Daniel Garton and Ralph Goodchild on using system dynamics as evidence in delay and disruption claims
Disruption claims are becoming more challenging as projects become ever larger and more complex (particularly internationally). These large projects usually involve multiple contract packages or, where a single main contractor is appointed, extensive subcontracting. The potential for delay and disruption tends to increase as complexity increases. It is not uncommon for there to be thousands of individual delaying and disrupting events that can impact – directly and indirectly – on many different design disciplines and trades across the project.
However, identifying and proving the full extent of the disruptive impact of such events also becomes more difficult as the complexity of a project increases. This may be further complicated by the fact that disruptive events can interact with each other so that the cumulative impact of a group of events is greater than the sum of its parts. As a result, parties are increasingly looking for ways to analyse time and cost overruns in order to bring claims that assess the aggregated impact of accumulated (and often small) disruptive events.
One such approach is system dynamics modelling. This involves building a computer model of a project using mathematical equations to assess the ripple effect of disruptive events through different parts of the project. The equations reflect assumptions about relationships and interactions that can influence labour productivity.
Building the model
System dynamics modelling is based on research – including some in respect of construction projects – by business schools into the feedback mechanisms created by the interaction between different parts of a project.
It is important to make sure that the structure of the system dynamics model reflects the project accurately. Model structure includes the work stages of the project, and assumptions about what is needed to complete work in each stage, and what predecessors are needed from upstream work stages in order to enable downstream stages to progress. Failing to pay attention to this can result in a model that reflects a party’s case theory but does not accurately reflect the project as a whole.
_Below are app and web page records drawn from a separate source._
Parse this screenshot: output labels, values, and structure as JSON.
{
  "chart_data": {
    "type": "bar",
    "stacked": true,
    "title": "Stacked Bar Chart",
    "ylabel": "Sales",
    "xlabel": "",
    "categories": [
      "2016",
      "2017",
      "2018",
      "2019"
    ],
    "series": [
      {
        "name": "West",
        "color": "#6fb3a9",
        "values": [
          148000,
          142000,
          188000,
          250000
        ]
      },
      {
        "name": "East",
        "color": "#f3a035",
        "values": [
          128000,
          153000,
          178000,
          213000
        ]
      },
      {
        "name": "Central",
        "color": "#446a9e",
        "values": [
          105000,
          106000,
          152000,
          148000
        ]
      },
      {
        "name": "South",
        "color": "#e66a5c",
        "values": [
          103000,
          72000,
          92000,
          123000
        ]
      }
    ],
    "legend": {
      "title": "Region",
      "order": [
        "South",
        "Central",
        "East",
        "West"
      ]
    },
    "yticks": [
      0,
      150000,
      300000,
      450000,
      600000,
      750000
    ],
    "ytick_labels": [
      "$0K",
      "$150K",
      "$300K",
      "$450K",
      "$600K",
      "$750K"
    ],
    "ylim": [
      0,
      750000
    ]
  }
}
System dynamics models also rely upon input data to generate the parameters in the as-built model. For example, the input data will include the alleged direct impact of delay and disruption events that have been explicitly included in the model.
A system dynamics model aims to be a reliable approximation of the as-built project. Once the as-built model has been constructed, the modeller uses a range of confidence-building tests to attempt to validate it. For example, a key test is whether the cumulative labour hours simulated over time matches the as-built record of labour hours. The theory behind the testing is that, if the model can produce results that match a significant number of as-built data points over time, that should give parties confidence that the model must accurately reflect what really happened on the project. If the testing identifies areas where the model does not produce accurate results, the model is adjusted and/or recalibrated until its simulated outputs are considered sufficiently similar to the as-built data.
Once the testing and recalibration process is complete, various “but-for” scenarios can be explored, by changing parameters in the model to simulate the absence of claim events. Each scenario will produce different results, such as different amounts of total labour hours, or different amounts of delay.
Whether a particular system dynamics model is considered useful by a court or tribunal will depend on the quality and relevance of the particular model. This requires an assessment of the structure and assumptions (ie the mathematical equations) of the model, the quality of the input data included in the model (“rubbish-in-rubbish-out”), the sufficiency and accuracy of the as-built data against which the model is tested, the degree of consistency between the model outputs and the as-built data, the reasonableness of the adjustments made to parameters in the but-for simulations and the results of the but-for simulations. Given their complexity, a party intending to use a system dynamics model will need to ensure that all of these aspects of the model are fully auditable by the opposing party and the tribunal or court, and are supported by contemporaneous project records and/or witness evidence.
A system dynamics model will typically produce an assessment of the delay to broad work stages (as well as increased man-hours) caused by claim events. It is unlikely to be sufficiently detailed to support an extension of time claim. Accordingly, a party proposing to use system dynamics may also need to undertake a conventional critical path analysis. In this event, it will be important that these two forms of analysis do not contradict or undermine each other.
The challenges involved in bringing a claim using system dynamics may explain why there are few if any reported cases in which system dynamics models have been tested by the courts, though we know of two arbitrations (and were involved in one) in which they have been evaluated by tribunals as evidence of disruption. To date the more common use of system dynamics models in the context of construction claims has been as a tool to facilitate settlement discussions.
Daniel Garton is a partner and Ralph Goodchild an associate at White & Case